Data records for software interfaces
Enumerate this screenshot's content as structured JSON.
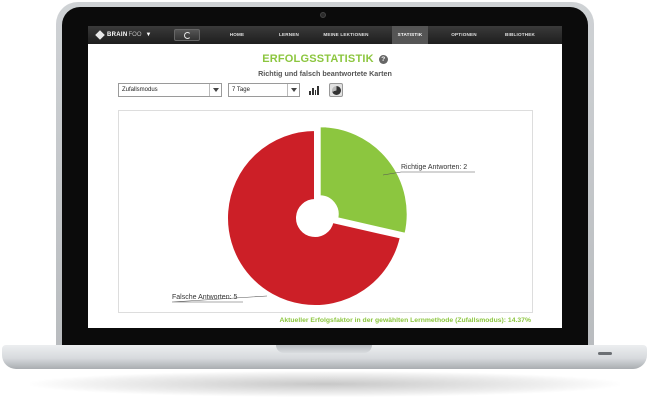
{
  "navbar": {
    "logo_bold": "BRAIN",
    "logo_light": "FOO",
    "items": [
      {
        "label": "HOME",
        "active": false
      },
      {
        "label": "LERNEN",
        "active": false
      },
      {
        "label": "MEINE LEKTIONEN",
        "active": false
      },
      {
        "label": "STATISTIK",
        "active": true
      },
      {
        "label": "OPTIONEN",
        "active": false
      },
      {
        "label": "BIBLIOTHEK",
        "active": false
      }
    ]
  },
  "page": {
    "title": "ERFOLGSSTATISTIK",
    "help_glyph": "?",
    "subtitle": "Richtig und falsch beantwortete Karten"
  },
  "filters": {
    "mode_value": "Zufallsmodus",
    "period_value": "7 Tage"
  },
  "chart_data": {
    "type": "pie",
    "variant": "donut",
    "slices": [
      {
        "label": "Richtige Antworten",
        "value": 2,
        "color": "#8cc63f",
        "exploded": true
      },
      {
        "label": "Falsche Antworten",
        "value": 5,
        "color": "#cc1f27",
        "exploded": false
      }
    ],
    "data_labels": [
      "Richtige Antworten: 2",
      "Falsche Antworten: 5"
    ]
  },
  "footer": {
    "success_factor": "Aktueller Erfolgsfaktor in der gewählten Lernmethode (Zufallsmodus): 14.37%"
  },
  "colors": {
    "accent": "#8cc63f",
    "wrong": "#cc1f27",
    "navbar": "#2a2a2a"
  }
}
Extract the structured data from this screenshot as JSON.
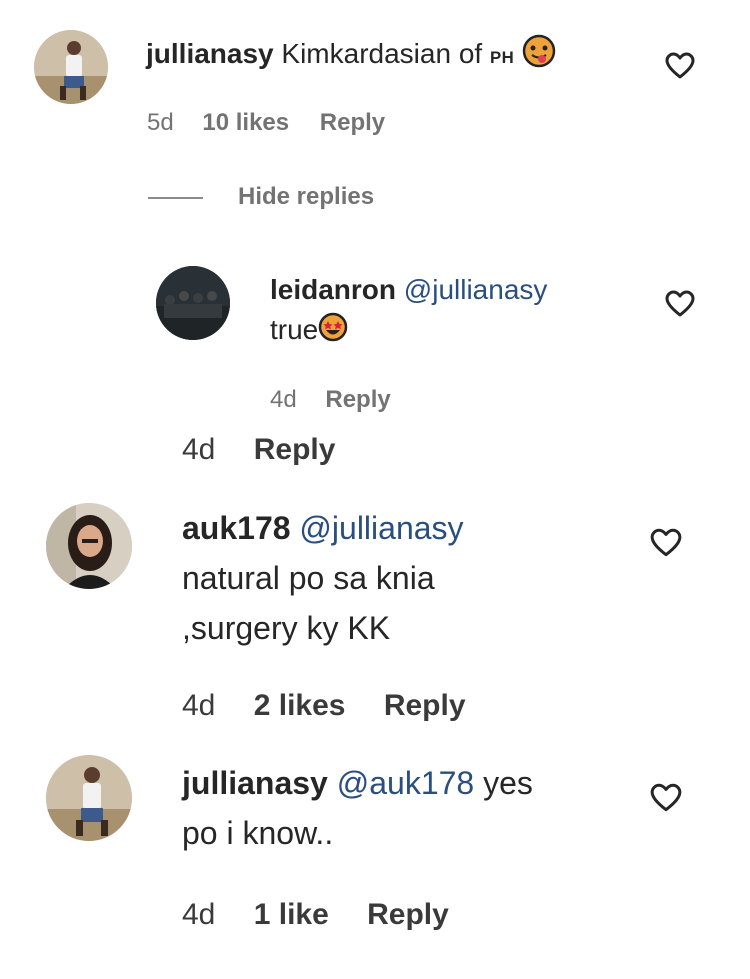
{
  "comments": [
    {
      "username": "jullianasy",
      "text": "Kimkardasian of",
      "text_suffix": "PH",
      "time": "5d",
      "likes": "10 likes",
      "reply": "Reply",
      "hide_replies": "Hide replies"
    },
    {
      "username": "leidanron",
      "mention": "@jullianasy",
      "text": "true",
      "time": "4d",
      "reply": "Reply"
    },
    {
      "time": "4d",
      "reply": "Reply"
    },
    {
      "username": "auk178",
      "mention": "@jullianasy",
      "line1": "natural po sa knia",
      "line2": ",surgery ky KK",
      "time": "4d",
      "likes": "2 likes",
      "reply": "Reply"
    },
    {
      "username": "jullianasy",
      "mention": "@auk178",
      "text": "yes",
      "line2": "po i know..",
      "time": "4d",
      "likes": "1 like",
      "reply": "Reply"
    }
  ],
  "icons": {
    "heart": "heart-icon",
    "emoji_tongue": "face-with-tongue-emoji",
    "emoji_star_eyes": "star-struck-emoji"
  },
  "colors": {
    "mention": "#2a4f7f",
    "meta": "#737373",
    "text": "#262626"
  }
}
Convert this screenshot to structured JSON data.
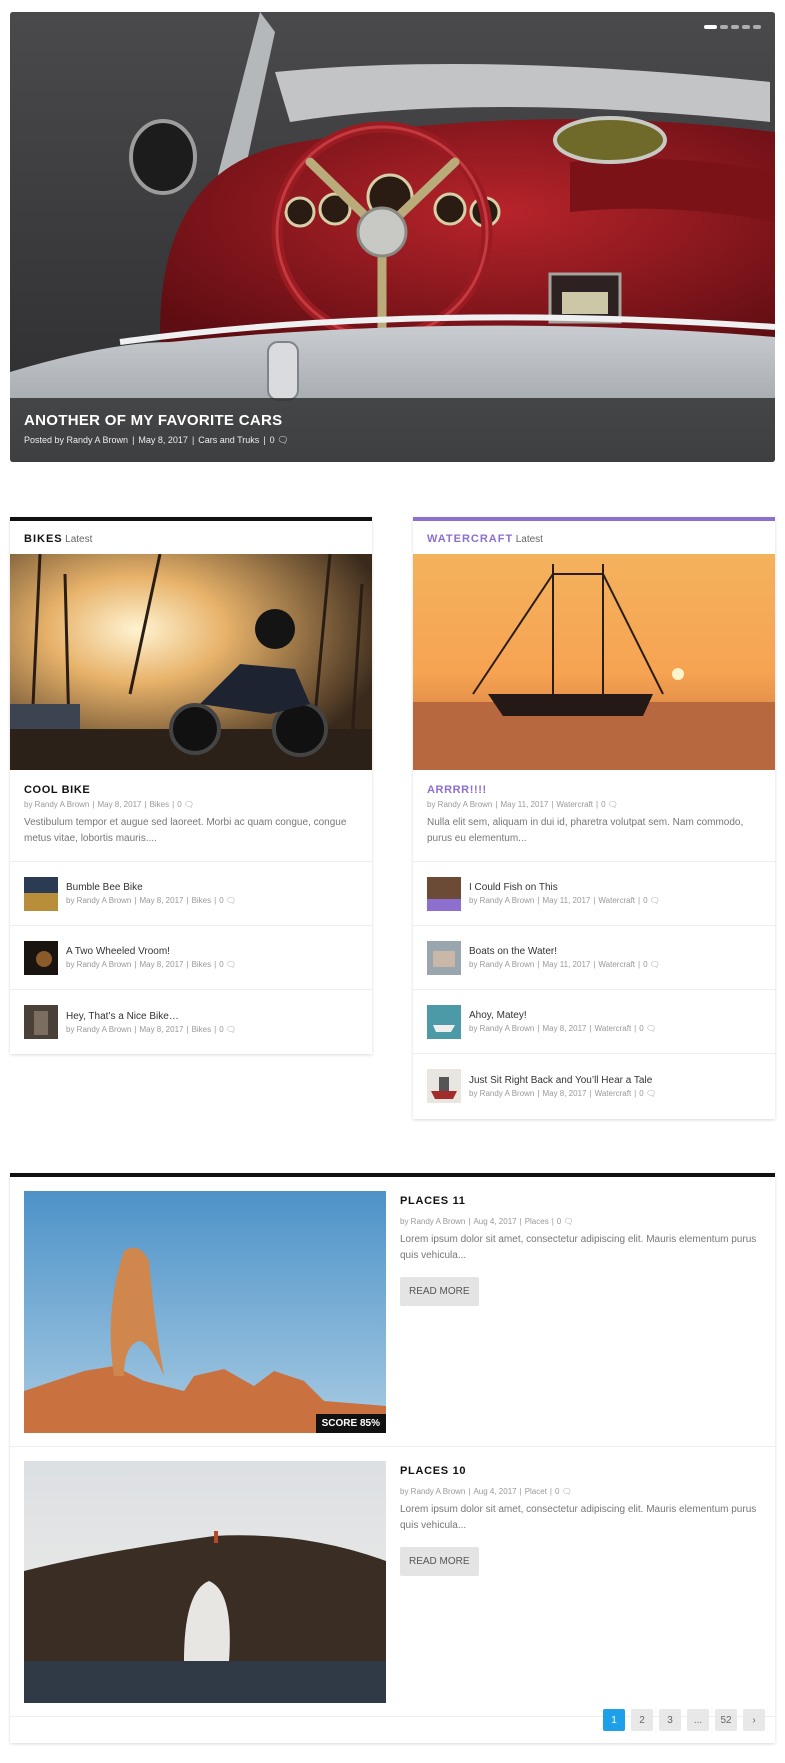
{
  "hero": {
    "title": "ANOTHER OF MY FAVORITE CARS",
    "posted_by": "Posted by Randy A Brown",
    "date": "May 8, 2017",
    "category": "Cars and Truks",
    "comments": "0",
    "comment_icon": "comment-icon",
    "dots": 5
  },
  "bikes": {
    "category": "BIKES",
    "latest": "Latest",
    "accent": "#111111",
    "main": {
      "title": "COOL BIKE",
      "author": "by Randy A Brown",
      "date": "May 8, 2017",
      "category": "Bikes",
      "comments": "0",
      "excerpt": "Vestibulum tempor et augue sed laoreet. Morbi ac quam congue, congue metus vitae, lobortis mauris...."
    },
    "items": [
      {
        "title": "Bumble Bee Bike",
        "author": "by Randy A Brown",
        "date": "May 8, 2017",
        "category": "Bikes",
        "comments": "0"
      },
      {
        "title": "A Two Wheeled Vroom!",
        "author": "by Randy A Brown",
        "date": "May 8, 2017",
        "category": "Bikes",
        "comments": "0"
      },
      {
        "title": "Hey, That’s a Nice Bike…",
        "author": "by Randy A Brown",
        "date": "May 8, 2017",
        "category": "Bikes",
        "comments": "0"
      }
    ]
  },
  "watercraft": {
    "category": "WATERCRAFT",
    "latest": "Latest",
    "accent": "#8c6fcf",
    "main": {
      "title": "ARRRR!!!!",
      "author": "by Randy A Brown",
      "date": "May 11, 2017",
      "category": "Watercraft",
      "comments": "0",
      "excerpt": "Nulla elit sem, aliquam in dui id, pharetra volutpat sem. Nam commodo, purus eu elementum..."
    },
    "items": [
      {
        "title": "I Could Fish on This",
        "author": "by Randy A Brown",
        "date": "May 11, 2017",
        "category": "Watercraft",
        "comments": "0"
      },
      {
        "title": "Boats on the Water!",
        "author": "by Randy A Brown",
        "date": "May 11, 2017",
        "category": "Watercraft",
        "comments": "0"
      },
      {
        "title": "Ahoy, Matey!",
        "author": "by Randy A Brown",
        "date": "May 8, 2017",
        "category": "Watercraft",
        "comments": "0"
      },
      {
        "title": "Just Sit Right Back and You’ll Hear a Tale",
        "author": "by Randy A Brown",
        "date": "May 8, 2017",
        "category": "Watercraft",
        "comments": "0"
      }
    ]
  },
  "places": [
    {
      "title": "PLACES 11",
      "author": "by Randy A Brown",
      "date": "Aug 4, 2017",
      "category": "Places",
      "comments": "0",
      "excerpt": "Lorem ipsum dolor sit amet, consectetur adipiscing elit. Mauris elementum purus quis vehicula...",
      "read_more": "READ MORE",
      "score": "SCORE 85%"
    },
    {
      "title": "PLACES 10",
      "author": "by Randy A Brown",
      "date": "Aug 4, 2017",
      "category": "Placet",
      "comments": "0",
      "excerpt": "Lorem ipsum dolor sit amet, consectetur adipiscing elit. Mauris elementum purus quis vehicula...",
      "read_more": "READ MORE"
    }
  ],
  "pagination": {
    "pages": [
      "1",
      "2",
      "3",
      "...",
      "52"
    ],
    "next": "›",
    "active": "1",
    "accent": "#1ea0e8"
  }
}
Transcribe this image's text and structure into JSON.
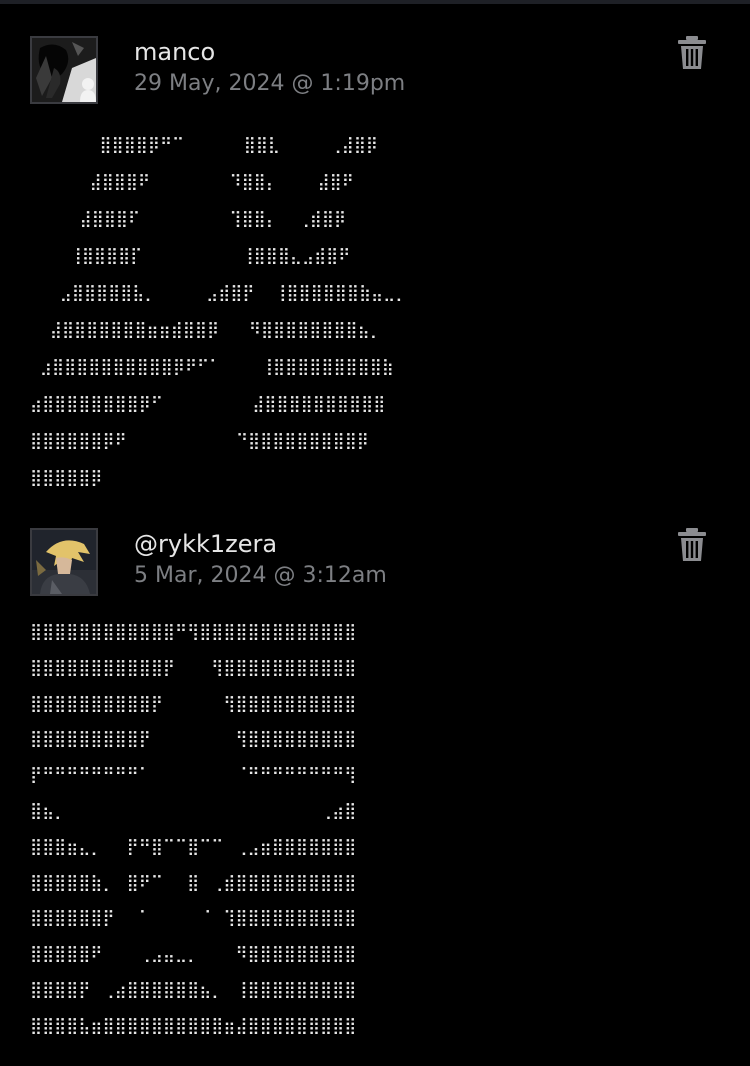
{
  "comments": [
    {
      "author": "manco",
      "timestamp": "29 May, 2024 @ 1:19pm",
      "avatar_icon": "avatar-dark-figure",
      "delete_icon": "trash-icon",
      "ascii_art": "       ⣿⣿⣿⣿⡿⠛⠉      ⣿⣿⣇     ⢀⣼⣿⡿\n      ⣼⣿⣿⣿⠟        ⠹⣿⣿⡄    ⣼⣿⠟\n     ⣼⣿⣿⣿⠏         ⢹⣿⣿⡄  ⢀⣾⣿⡿\n    ⢸⣿⣿⣿⣿⡏          ⢸⣿⣿⣿⣄⣠⣾⣿⠟\n   ⣠⣿⣿⣿⣿⣿⣧⡀     ⣠⣾⣿⡟  ⢸⣿⣿⣿⣿⣿⣿⣷⣤⣀⡀\n  ⣼⣿⣿⣿⣿⣿⣿⣿⣶⣶⣾⣿⣿⡿   ⠻⣿⣿⣿⣿⣿⣿⣿⣿⣦⡀\n ⣰⣿⣿⣿⣿⣿⣿⣿⣿⣿⣿⡿⠟⠋⠁    ⢸⣿⣿⣿⣿⣿⣿⣿⣿⣿⣷\n⣴⣿⣿⣿⣿⣿⣿⣿⣿⡿⠋         ⣼⣿⣿⣿⣿⣿⣿⣿⣿⣿⣿\n⣿⣿⣿⣿⣿⣿⡿⠟           ⠙⣿⣿⣿⣿⣿⣿⣿⣿⣿⡿\n⣿⣿⣿⣿⣿⡿"
    },
    {
      "author": "@rykk1zera",
      "timestamp": "5 Mar, 2024 @ 3:12am",
      "avatar_icon": "avatar-blond-character",
      "delete_icon": "trash-icon",
      "ascii_art": "⣿⣿⣿⣿⣿⣿⣿⣿⣿⣿⣿⣿⠛⢻⣿⣿⣿⣿⣿⣿⣿⣿⣿⣿⣿⣿⣿\n⣿⣿⣿⣿⣿⣿⣿⣿⣿⣿⣿⡟⠀⠀⠀⢻⣿⣿⣿⣿⣿⣿⣿⣿⣿⣿⣿\n⣿⣿⣿⣿⣿⣿⣿⣿⣿⣿⡟⠀⠀⠀⠀⠀⢻⣿⣿⣿⣿⣿⣿⣿⣿⣿⣿\n⣿⣿⣿⣿⣿⣿⣿⣿⣿⡟⠀⠀⠀⠀⠀⠀⠀⢻⣿⣿⣿⣿⣿⣿⣿⣿⣿\n⡟⠛⠛⠛⠛⠛⠛⠛⠛⠁⠀⠀⠀⠀⠀⠀⠀⠈⠛⠛⠛⠛⠛⠛⠛⠛⢻\n⣿⣦⡀⠀⠀⠀⠀⠀⠀⠀⠀⠀⠀⠀⠀⠀⠀⠀⠀⠀⠀⠀⠀⠀⢀⣴⣿\n⣿⣿⣿⣶⣄⡀⠀⠀⡟⠛⣿⠉⠉⣿⠉⠉⠀⢀⣠⣶⣿⣿⣿⣿⣿⣿⣿\n⣿⣿⣿⣿⣿⣷⡀⠀⣿⠟⠉⠀⠀⣿⠀⢀⣾⣿⣿⣿⣿⣿⣿⣿⣿⣿⣿\n⣿⣿⣿⣿⣿⣿⡟⠀⠀⠁⠀⠀⠀⠀⠈⠀⢹⣿⣿⣿⣿⣿⣿⣿⣿⣿⣿\n⣿⣿⣿⣿⣿⠟⠀⠀⠀⢀⣠⣤⣀⡀⠀⠀⠀⠻⣿⣿⣿⣿⣿⣿⣿⣿⣿\n⣿⣿⣿⣿⡟⠀⢀⣴⣿⣿⣿⣿⣿⣿⣦⡀⠀⢸⣿⣿⣿⣿⣿⣿⣿⣿⣿\n⣿⣿⣿⣿⣧⣶⣿⣿⣿⣿⣿⣿⣿⣿⣿⣿⣶⣼⣿⣿⣿⣿⣿⣿⣿⣿⣿"
    }
  ]
}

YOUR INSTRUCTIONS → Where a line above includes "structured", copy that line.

WRITTEN REPLY →
Enumerate this screenshot's content as structured JSON.
Extract the structured data from this screenshot as JSON.
Convert this screenshot to structured JSON data.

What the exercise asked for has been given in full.